Karin Sanders

Utilizing the virtual reality program Gravity Sketch, it gave us the opportunity to mold and virtually create objects with our hands that we have seen in various churches across Europe. We questioned the notion of gravity early in the process. While designing our first columns, organizing them from ground to sky felt absurd without both. We spotlighted three elements: the column, the chain, and the debris. As one progresses through the assortment of features, the columns begin to scatter and dissolve. The chain thus links these elements, acting as an opposing force to the thick columns. Under tension, they keep them in a coherent whole, resisting the entropy of a world under expansion.

Michael Joseph Farris 


Michael Farris is a problem-solver who excels in the overlap between disciplines. His leadership and team-building experience has taught him that there is greater opportunity for growth when opposing beliefs, perspectives, and experiences unite. Ever since founding and hosting the first student-led podcast series, rizdeology, along with the first-ever fully funded TEDxRISD conference, Michael is a proven leader that knows how to solve and scale ideas.

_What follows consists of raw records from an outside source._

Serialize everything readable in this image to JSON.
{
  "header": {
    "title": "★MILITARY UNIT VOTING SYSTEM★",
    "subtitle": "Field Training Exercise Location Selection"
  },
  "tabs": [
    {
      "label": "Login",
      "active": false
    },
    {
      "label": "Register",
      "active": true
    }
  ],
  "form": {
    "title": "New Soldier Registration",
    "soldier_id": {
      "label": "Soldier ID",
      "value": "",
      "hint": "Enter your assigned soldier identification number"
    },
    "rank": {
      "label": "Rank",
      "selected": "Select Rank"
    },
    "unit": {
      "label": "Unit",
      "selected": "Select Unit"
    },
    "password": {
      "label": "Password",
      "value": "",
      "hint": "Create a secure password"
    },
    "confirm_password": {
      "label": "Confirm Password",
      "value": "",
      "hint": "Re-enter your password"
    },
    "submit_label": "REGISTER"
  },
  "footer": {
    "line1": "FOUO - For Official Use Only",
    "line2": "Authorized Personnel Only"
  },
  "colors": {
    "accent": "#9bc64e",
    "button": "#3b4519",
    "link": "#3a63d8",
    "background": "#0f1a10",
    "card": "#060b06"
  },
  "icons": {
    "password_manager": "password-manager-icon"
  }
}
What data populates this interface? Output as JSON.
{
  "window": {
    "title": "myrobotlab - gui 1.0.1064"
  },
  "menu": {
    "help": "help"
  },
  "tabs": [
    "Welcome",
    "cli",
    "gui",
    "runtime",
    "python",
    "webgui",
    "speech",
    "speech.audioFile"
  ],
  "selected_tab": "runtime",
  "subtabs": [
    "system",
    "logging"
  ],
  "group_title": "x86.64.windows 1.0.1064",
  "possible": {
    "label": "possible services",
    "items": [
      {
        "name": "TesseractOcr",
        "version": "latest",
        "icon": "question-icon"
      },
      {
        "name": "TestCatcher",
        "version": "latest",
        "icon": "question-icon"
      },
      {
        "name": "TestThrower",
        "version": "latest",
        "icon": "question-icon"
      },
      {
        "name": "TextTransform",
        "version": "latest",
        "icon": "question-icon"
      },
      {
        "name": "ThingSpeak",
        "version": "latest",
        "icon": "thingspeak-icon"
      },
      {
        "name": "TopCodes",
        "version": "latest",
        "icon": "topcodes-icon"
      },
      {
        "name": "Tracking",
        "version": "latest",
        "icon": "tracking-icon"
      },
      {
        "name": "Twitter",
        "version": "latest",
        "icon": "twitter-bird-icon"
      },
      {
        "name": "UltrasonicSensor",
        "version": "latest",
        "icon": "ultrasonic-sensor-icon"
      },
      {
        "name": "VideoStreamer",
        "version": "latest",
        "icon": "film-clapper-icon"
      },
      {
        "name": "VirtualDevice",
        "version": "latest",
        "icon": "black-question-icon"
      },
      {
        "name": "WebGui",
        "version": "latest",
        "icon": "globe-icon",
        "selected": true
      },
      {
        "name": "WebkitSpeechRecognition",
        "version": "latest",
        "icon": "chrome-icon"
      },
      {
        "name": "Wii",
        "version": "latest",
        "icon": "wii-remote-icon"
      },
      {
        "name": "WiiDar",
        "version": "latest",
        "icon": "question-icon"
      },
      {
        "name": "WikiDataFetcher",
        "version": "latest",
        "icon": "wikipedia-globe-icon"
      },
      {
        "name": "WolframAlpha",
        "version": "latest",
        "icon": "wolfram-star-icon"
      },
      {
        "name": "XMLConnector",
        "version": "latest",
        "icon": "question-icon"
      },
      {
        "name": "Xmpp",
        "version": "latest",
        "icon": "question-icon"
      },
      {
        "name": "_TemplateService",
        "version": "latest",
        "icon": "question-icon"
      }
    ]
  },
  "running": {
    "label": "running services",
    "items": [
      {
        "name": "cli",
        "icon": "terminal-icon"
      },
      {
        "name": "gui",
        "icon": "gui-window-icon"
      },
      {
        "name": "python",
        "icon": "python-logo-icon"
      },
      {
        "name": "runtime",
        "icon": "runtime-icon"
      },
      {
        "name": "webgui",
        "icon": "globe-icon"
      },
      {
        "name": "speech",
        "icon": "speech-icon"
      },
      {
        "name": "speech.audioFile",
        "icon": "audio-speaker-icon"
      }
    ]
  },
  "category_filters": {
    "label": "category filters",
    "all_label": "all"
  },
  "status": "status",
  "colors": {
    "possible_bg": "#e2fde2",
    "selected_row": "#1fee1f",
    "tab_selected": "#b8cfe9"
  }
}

Reach out 

You can contact Michael directly at his email: michaeljfarris1@gmail.com

Through the ‘critique’ process, Michael has continually crafted narratives, showcased emotions, and created plausible stories, convincing audiences how and why his proposition is viable. Michael has various skills, including Adobe CC, Rhino, AutoCAD, Revit, 2D Drafting, Twin Motion, V-Ray, Gravity Sketch, Unity, Climate Studio, and Photosphere.